(selected/translated from the St. Charles
Demokrat and Cosmos-Monitor by Ray Freese)
March 1, 1906 : Dr. and Mrs. E. M. Johnson celebrated their 50th wedding anniversary Monday, April 26, surrounded by children, grandchildren, and relatives. Despite the day-long snowstorm, neighbors, friends and acquaintances called in the home of the honored pair, to offer their congratulations. (SCD)
March 14, 1906 (Defiance): Ed. Greve’s saw mill,located on the old Wesley place, 3 1-2 miles southwest of town, was blown up Thursday afternoon at 3 o’clock and the proprietor and two other men badly hurt. In all there were five men at work at the mill whose lives were threatened by the explosion of the engine. The engine blew out both ends and is out of commission for all time. That no one was killed is due to the fact that at the time of the accident all the men happened to be some distance from the engine and were out of line with the explosion. Even considering this one man named Stilson, was blown 45 feet and landed on top of a lumber pile. Another man was blown 15 feet.
The explosion was heard throughout the neighborhood. One of the men Mr. Tillmann, who was not hurt, ran to the home of John B. Hays and gave the news of the accident. A message was sent to Dr. Hardin. Dr. L. B. Craig, of Salem, Mo, was visiting at Mr. Hays’ home and by request went to the mill. He had nothing but his hands to work with but did what he
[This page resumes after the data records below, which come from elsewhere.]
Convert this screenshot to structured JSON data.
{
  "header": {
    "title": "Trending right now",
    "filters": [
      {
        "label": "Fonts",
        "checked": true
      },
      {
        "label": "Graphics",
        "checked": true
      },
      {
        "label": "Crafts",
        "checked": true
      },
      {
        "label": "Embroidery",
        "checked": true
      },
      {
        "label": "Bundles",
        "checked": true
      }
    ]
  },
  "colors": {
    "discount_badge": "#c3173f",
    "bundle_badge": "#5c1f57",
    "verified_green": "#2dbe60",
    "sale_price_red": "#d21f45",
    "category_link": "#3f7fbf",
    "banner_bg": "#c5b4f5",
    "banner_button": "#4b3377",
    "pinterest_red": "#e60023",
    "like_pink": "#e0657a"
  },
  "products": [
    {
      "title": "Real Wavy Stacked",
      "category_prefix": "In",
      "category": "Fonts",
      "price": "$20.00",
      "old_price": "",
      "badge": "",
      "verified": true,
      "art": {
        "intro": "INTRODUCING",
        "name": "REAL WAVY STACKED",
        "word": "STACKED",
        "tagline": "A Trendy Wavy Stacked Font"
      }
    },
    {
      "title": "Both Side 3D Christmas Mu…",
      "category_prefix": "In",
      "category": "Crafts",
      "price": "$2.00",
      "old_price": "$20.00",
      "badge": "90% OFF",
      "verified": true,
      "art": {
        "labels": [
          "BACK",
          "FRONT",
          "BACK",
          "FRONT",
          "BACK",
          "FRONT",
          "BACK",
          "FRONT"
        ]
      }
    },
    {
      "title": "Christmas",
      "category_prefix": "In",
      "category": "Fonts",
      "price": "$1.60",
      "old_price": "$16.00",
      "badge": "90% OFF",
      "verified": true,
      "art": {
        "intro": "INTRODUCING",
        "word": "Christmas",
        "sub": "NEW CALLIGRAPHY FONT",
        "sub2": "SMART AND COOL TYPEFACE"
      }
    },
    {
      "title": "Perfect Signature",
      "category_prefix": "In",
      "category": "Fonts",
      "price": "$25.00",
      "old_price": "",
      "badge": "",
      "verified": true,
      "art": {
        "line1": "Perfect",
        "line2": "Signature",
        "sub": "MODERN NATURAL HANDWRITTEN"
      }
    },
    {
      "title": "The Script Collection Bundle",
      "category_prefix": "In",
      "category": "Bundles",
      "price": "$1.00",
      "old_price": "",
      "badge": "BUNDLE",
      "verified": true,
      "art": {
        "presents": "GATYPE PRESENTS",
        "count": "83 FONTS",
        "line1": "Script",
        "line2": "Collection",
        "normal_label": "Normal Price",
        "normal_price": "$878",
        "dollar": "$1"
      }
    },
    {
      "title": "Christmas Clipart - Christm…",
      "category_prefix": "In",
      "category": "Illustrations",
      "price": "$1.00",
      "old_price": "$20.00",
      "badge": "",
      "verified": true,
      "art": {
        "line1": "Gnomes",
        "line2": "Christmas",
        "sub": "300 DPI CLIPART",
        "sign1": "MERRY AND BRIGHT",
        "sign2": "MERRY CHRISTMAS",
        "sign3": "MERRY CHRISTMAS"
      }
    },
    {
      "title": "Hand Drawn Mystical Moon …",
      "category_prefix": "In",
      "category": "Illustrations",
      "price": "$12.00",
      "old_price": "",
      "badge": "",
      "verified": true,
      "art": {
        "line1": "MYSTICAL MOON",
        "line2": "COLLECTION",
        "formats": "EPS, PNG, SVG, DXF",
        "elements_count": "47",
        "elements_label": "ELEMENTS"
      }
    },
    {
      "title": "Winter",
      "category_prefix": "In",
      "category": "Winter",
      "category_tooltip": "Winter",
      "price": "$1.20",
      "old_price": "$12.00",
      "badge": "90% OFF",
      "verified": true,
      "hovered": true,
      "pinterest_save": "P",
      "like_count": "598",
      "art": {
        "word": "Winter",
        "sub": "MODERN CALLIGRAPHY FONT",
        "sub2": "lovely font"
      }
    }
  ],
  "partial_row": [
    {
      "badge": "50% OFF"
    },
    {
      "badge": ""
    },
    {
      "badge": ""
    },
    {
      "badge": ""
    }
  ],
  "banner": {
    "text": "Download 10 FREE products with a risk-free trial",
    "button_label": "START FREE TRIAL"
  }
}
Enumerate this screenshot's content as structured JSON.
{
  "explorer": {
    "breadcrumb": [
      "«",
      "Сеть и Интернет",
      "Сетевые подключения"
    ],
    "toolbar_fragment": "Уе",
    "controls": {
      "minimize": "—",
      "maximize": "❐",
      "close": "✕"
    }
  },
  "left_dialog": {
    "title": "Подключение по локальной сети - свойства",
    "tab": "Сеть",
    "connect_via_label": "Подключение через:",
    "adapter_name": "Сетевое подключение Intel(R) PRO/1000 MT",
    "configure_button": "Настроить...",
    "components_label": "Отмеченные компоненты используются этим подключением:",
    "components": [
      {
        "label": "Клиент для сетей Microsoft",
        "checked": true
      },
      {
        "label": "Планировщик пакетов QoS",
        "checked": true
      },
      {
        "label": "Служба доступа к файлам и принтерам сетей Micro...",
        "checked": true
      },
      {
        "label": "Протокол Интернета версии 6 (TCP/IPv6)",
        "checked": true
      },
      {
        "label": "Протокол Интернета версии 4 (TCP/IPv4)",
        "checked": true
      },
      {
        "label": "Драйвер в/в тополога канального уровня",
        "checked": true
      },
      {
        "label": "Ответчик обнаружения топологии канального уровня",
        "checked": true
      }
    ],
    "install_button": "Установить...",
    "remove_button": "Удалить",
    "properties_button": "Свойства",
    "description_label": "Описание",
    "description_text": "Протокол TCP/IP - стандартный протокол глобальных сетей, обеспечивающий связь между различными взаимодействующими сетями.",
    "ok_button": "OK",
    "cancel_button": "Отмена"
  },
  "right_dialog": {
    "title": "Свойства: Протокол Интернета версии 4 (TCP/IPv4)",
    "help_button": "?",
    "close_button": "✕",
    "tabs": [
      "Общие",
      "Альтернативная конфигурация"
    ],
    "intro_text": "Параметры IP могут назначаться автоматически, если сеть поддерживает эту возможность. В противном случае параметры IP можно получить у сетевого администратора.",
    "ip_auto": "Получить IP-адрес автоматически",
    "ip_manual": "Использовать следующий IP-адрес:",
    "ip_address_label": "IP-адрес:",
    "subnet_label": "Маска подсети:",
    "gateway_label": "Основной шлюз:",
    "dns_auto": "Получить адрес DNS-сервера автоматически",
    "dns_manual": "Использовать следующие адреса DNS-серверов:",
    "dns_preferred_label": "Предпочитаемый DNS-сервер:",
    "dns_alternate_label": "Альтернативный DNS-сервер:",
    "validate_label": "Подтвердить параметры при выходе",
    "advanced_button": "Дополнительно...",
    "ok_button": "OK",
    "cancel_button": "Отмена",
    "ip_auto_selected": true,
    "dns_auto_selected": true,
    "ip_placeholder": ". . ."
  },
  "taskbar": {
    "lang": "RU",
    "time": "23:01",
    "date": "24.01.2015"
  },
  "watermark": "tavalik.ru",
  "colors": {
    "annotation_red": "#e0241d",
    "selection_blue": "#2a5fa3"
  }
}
could. He washed the wounds and upon Mr. Hardin’s arrival assisted him. Mr. Greve received a cut on his chin and on the eye. His worst injury was one on the forehead where he received a cut 3 1-2 inches long and 2 1-2 inches wide. This was washed out by Dr. Craig as soon as he arrived. It was filled with ashes and saw dust. Some of the men were unconscious for some length of time but all are now said to be on the road to recovery. (C-M)
March 15, 1906 : Last Sunday a layer of snow thoroughly covered the frozen ground and still remains. Yesterday morning, a light freezing rain fell on the snow surface, resulting in treacherous conditions on the streets and roads. (SCD)
March 28, 1906 (Augusta): The Augusta Horse and Mule Protective Association, an organization for the purpose of protecting its members from horse thieves, held its annual meeting last Saturday at the wine hall. Edw. Knoernschild was elected president and Albert F. Mallinckrodt, chairman, R. W. Mueller, Henry Linnenbringer, and Herman Louis, were elected foremen. The association was organized in 1872 and has 82 members and a present fund of $236. Any horse thief can get a warm reception should one venture to come to this community. The membership fee has been reduced from $4 to $1 and every citizen in this part of the county should become a member. (C-M)
March 28, 1906 (Femme Osage): The youngest son of Mr. and Mrs. Ben Rehmeier died Tuesday from brain fever, aged 11 years, 4 months and 24 days. He was buried Thursday at Hickory Flat cemetery.